traveler and so well writen.
I have never heard of Neem Tree's.
I wish you a wonderful holiday season.
Yvonne

Karena said...

Heavenly, the pool is gorgeous with the seating and turquoise cushions, thank you so much for sharing. Have a wonderful holiday season!

Gaj said...

Oh my, such intense luxury and harmony! Truly trancendtental. Your words, as always, an inspiration in themselves. A book, please???

Visual Vamp said...

Intensive and fascinating post.
Wishing you a very Merry Christmas and a Happy New Year.
xo xo

The-Countrypolitan said...

I have enjoyed "traveling" with you! Have a warm and merry Christmas. Here's to 2010... (where will we be going?) Terri

Daniel Hale said...

Green with envy. India has long been on my list of places I need to get to. The pool looks especially inviting this time of year. Enjoyed the posts. Thanks, Daniel

Diane Dorrans Saeks said...

Good Morning, Nancy and Daniel-

Thank you for your comments and good wishes.
One aspect of India--I do like to 'disappear' into the wilds and remote places. It's not hard to do...just drive two hours out of Jaipur, for example.
Amanbagh: it has the best kind of modern and intelligent luxury--very understated and very low-key.

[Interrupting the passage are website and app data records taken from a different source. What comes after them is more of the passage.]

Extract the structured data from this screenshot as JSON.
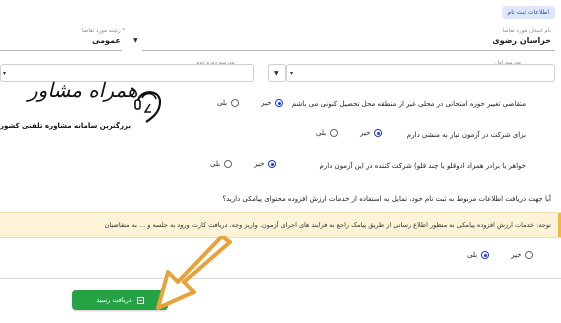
{
  "section_tag": "اطلاعات ثبت نام",
  "fields": {
    "province_label": "نام استان مورد تقاضا",
    "province_value": "خراسان رضوی",
    "quota_label": "* رشته مورد تقاضا",
    "quota_value": "عمومی",
    "exam_region_label": "مدرسه اول",
    "grade_label": "مدرسه دوره دوم"
  },
  "questions": {
    "q1": "متقاضی تغییر حوزه امتحانی در محلی غیر از منطقه محل تحصیل کنونی می باشم",
    "q2": "برای شرکت در آزمون نیاز به منشی دارم",
    "q3": "خواهر یا برادر همزاد ادوقلو یا چند قلو) شرکت کننده در این آزمون دارم",
    "q4": "آیا جهت دریافت اطلاعات مربوط به ثبت نام خود، تمایل به استفاده از خدمات ارزش افزوده محتوای پیامکی دارید؟"
  },
  "options": {
    "no": "خیر",
    "yes": "بلی"
  },
  "notice": "توجه: خدمات ارزش افزوده پیامکی به منظور اطلاع رسانی از طریق پیامک راجع به فرایند های اجرای آزمون، واریز وجه، دریافت کارت ورود به جلسه و ... به متقاضیان",
  "receipt_button": "دریافت رسید",
  "logo": {
    "title": "همراه مشاور",
    "subtitle": "بزرگترین سامانه مشاوره تلفنی کشور"
  },
  "colors": {
    "accent": "#1a3bd1",
    "button": "#25a244",
    "arrow": "#e8a23a",
    "notice_bg": "#fdf4d8"
  }
}
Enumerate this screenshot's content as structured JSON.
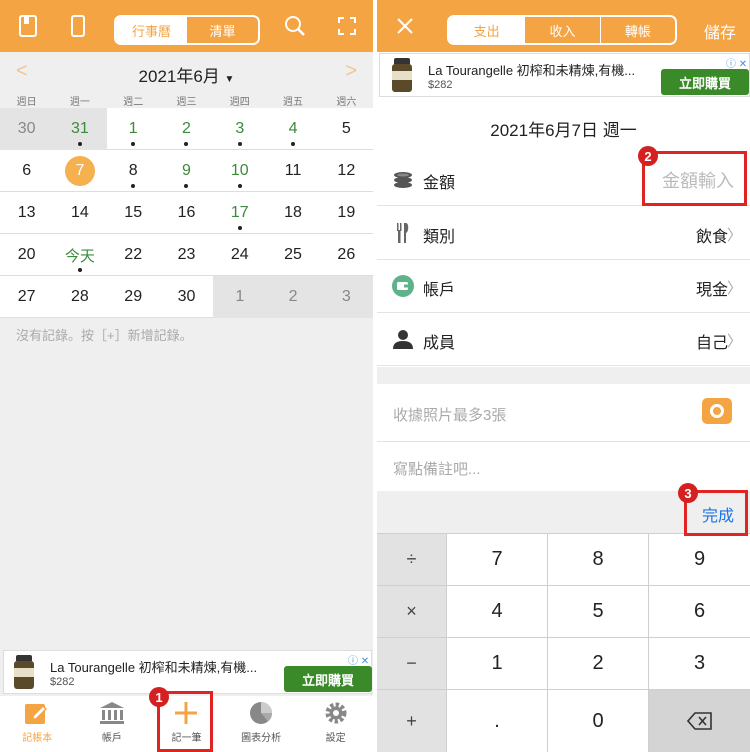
{
  "left": {
    "topbar": {
      "seg_calendar": "行事曆",
      "seg_list": "清單"
    },
    "calendar": {
      "month_title": "2021年6月",
      "weekdays": [
        "週日",
        "週一",
        "週二",
        "週三",
        "週四",
        "週五",
        "週六"
      ],
      "weeks": [
        [
          {
            "d": "30",
            "grey": true
          },
          {
            "d": "31",
            "grey": true,
            "green": true,
            "dot": true
          },
          {
            "d": "1",
            "green": true,
            "dot": true
          },
          {
            "d": "2",
            "green": true,
            "dot": true
          },
          {
            "d": "3",
            "green": true,
            "dot": true
          },
          {
            "d": "4",
            "green": true,
            "dot": true
          },
          {
            "d": "5"
          }
        ],
        [
          {
            "d": "6"
          },
          {
            "d": "7",
            "selected": true
          },
          {
            "d": "8",
            "dot": true
          },
          {
            "d": "9",
            "green": true,
            "dot": true
          },
          {
            "d": "10",
            "green": true,
            "dot": true
          },
          {
            "d": "11"
          },
          {
            "d": "12"
          }
        ],
        [
          {
            "d": "13"
          },
          {
            "d": "14"
          },
          {
            "d": "15"
          },
          {
            "d": "16"
          },
          {
            "d": "17",
            "green": true,
            "dot": true
          },
          {
            "d": "18"
          },
          {
            "d": "19"
          }
        ],
        [
          {
            "d": "20"
          },
          {
            "d": "今天",
            "green": true,
            "dot": true
          },
          {
            "d": "22"
          },
          {
            "d": "23"
          },
          {
            "d": "24"
          },
          {
            "d": "25"
          },
          {
            "d": "26"
          }
        ],
        [
          {
            "d": "27"
          },
          {
            "d": "28"
          },
          {
            "d": "29"
          },
          {
            "d": "30"
          },
          {
            "d": "1",
            "grey": true
          },
          {
            "d": "2",
            "grey": true
          },
          {
            "d": "3",
            "grey": true
          }
        ]
      ],
      "no_record": "沒有記錄。按［+］新增記錄。"
    },
    "ad": {
      "title": "La Tourangelle 初榨和未精煉,有機...",
      "price": "$282",
      "buy": "立即購買"
    },
    "nav": [
      {
        "label": "記帳本",
        "icon": "edit-icon"
      },
      {
        "label": "帳戶",
        "icon": "bank-icon"
      },
      {
        "label": "記一筆",
        "icon": "plus-icon"
      },
      {
        "label": "圖表分析",
        "icon": "pie-chart-icon"
      },
      {
        "label": "設定",
        "icon": "gear-icon"
      }
    ]
  },
  "right": {
    "topbar": {
      "seg_expense": "支出",
      "seg_income": "收入",
      "seg_transfer": "轉帳",
      "save": "儲存"
    },
    "ad": {
      "title": "La Tourangelle 初榨和未精煉,有機...",
      "price": "$282",
      "buy": "立即購買"
    },
    "date": "2021年6月7日 週一",
    "rows": {
      "amount_label": "金額",
      "amount_placeholder": "金額輸入",
      "category_label": "類別",
      "category_value": "飲食",
      "account_label": "帳戶",
      "account_value": "現金",
      "member_label": "成員",
      "member_value": "自己"
    },
    "photo_placeholder": "收據照片最多3張",
    "note_placeholder": "寫點備註吧...",
    "done": "完成",
    "keys": [
      "÷",
      "7",
      "8",
      "9",
      "×",
      "4",
      "5",
      "6",
      "−",
      "1",
      "2",
      "3",
      "+",
      ".",
      "0"
    ]
  },
  "badges": [
    "1",
    "2",
    "3"
  ],
  "colors": {
    "accent": "#f5a443",
    "highlight": "#e02424",
    "green": "#3c8a3c",
    "link": "#1a73e8"
  }
}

I seldom saw other guests...so it feels very private. It's very quiet (a true luxury), and you do have the extreme sense of being very much 'lost in India'.
I wish you both all the happiness in the world--and great optimism and creativity going into this new decade! I wish you safe travel--wherever your compass leads you.
very best, DIANE

Clinton Smith said...

what an amazing post!

Rajee Sood said...

Hi Diane,
Thankyou so much for dropping by my blog.Your post was most delightful.I guess, I too have a lovely new blog to add to my list of fav. blogs.
Hope you have many more such trips to India.And get to discover so much more that India has to offer than the stereotypical image potrays ... I am so happy to read about all that you do.It is indeed my pleasure.
Best Wishes
Rajee
Rajee

Diane Dorrans Saeks said...

HELLO, RAJEE-

Welcome to THE STYLE SALONISTE.
LOVED hearing from you. Love your blog.
I've traveled all over India--once spent three months there--and I know it well.
I am obsessed with design and architecture and textiles, history and jewels, so naturally I am drawn to Rajasthan, which is rich in history and palaces and the Moghuls and maharajas...
I adore Kerala also,and love Cochin...and found Calcutta (now renamed) very very fascinating...and went south to Pondicherry and Chennai as well, which I found wonderful.
I always love to immerse myself in Indian life--and will be posting more features on India--including Indian schools.
looking forward to hearing more from you.
Cheers, DIANE